Retro-Tech Planning with the Newton

Apple NewtonI have a little confession to make. Now, most people that know me well have no doubt that I'm a gadget freak and a tinkerer, although I do try at every moment to curb those tendencies. For example, after all those years of using several generations of Palms, I gave them up to use a paper planner, and have been quite happy about that decision. To this day, I refuse to carry a cell phone unless I'm travelling in the middle of nowhere or have to be on call for an urgent project. I eschew a workshop of testosterone-fueled power tools if I can use my Leatherman instead. And, although I've read a few shelves' worth of books about automotive mechanics, I resist the urge to prop open the hood, lest something explodes or some sharp bits leave me digitally impaired. I know my weaknesses and limitations.

But I've harboured an urge for twelve years that's never been satisfied. Every now and then, a product comes along that changes the face of the computing industry, like the Altair or the Apple II, and my coming-of-age as an IT professional was marked --from afar-- by the emergence of another one. It was a brick-shaped thing, barely able to fit into a trenchcoat pocket, and which emitted a gorgeous green glow. It was a thing initially of ridicule, but that quickly set a precedent for portable computing before being unceremoniously axed by Steve Jobs upon his return to Apple, leaving legions of fans supporting the device for a decade after its last production run. I'm speaking, of course, about the Apple MessagePad, also known as the Newton.

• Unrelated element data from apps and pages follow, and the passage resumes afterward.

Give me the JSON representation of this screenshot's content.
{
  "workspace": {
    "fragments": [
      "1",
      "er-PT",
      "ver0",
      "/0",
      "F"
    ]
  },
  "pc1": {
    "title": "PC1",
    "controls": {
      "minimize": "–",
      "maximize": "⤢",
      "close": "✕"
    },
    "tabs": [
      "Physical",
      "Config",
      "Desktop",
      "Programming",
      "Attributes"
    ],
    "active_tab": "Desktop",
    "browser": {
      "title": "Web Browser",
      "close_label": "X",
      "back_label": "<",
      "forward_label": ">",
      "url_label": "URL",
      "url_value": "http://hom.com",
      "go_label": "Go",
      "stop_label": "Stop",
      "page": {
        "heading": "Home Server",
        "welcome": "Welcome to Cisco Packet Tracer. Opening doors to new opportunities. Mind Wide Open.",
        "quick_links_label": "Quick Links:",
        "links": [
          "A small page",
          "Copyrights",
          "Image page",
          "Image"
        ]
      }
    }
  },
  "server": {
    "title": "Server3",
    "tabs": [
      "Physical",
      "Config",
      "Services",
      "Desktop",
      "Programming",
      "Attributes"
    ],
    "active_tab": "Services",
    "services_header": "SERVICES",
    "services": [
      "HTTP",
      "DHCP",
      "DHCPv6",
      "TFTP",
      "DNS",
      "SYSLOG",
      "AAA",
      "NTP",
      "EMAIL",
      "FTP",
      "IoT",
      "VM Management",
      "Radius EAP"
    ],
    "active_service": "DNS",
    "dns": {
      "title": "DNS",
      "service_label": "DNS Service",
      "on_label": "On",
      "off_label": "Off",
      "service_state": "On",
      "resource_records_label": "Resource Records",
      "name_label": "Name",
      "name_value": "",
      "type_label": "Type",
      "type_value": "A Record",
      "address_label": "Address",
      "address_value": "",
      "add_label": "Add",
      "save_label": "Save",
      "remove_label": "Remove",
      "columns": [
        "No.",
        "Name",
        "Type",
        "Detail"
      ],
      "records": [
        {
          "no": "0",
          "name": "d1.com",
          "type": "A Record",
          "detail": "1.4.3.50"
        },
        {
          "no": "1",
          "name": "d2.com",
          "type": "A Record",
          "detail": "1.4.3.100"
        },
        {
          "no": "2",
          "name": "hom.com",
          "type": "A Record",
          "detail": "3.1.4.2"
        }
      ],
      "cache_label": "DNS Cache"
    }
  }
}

Take a Note...

Headed-notepaperToday’s guest poster is unavailable for comment following a open toe sandal incident earlier today. Therefore inno once more wheeled me into the breech like a colossal wooden badger, set on promoting his own thoughts and ideas on papery note makin'...

Information and knowledge are not the preserve of the lecture hall nor the text book, they surround us filling our senses and yet so familiar are they we barely take time to acknowledge them before new information takes their place. Every day we find ourselves bombarded with more and more – some surf over the top leading to mediocre thinking, still others splash and play. Another group find themselves drowning in a sea of ‘stuff’ which in turn lead to procrastination. Only by critical thinking and making notes are we are able to sift through the detritus to reveal the nuggets of information on which the empires of knowledge are built upon.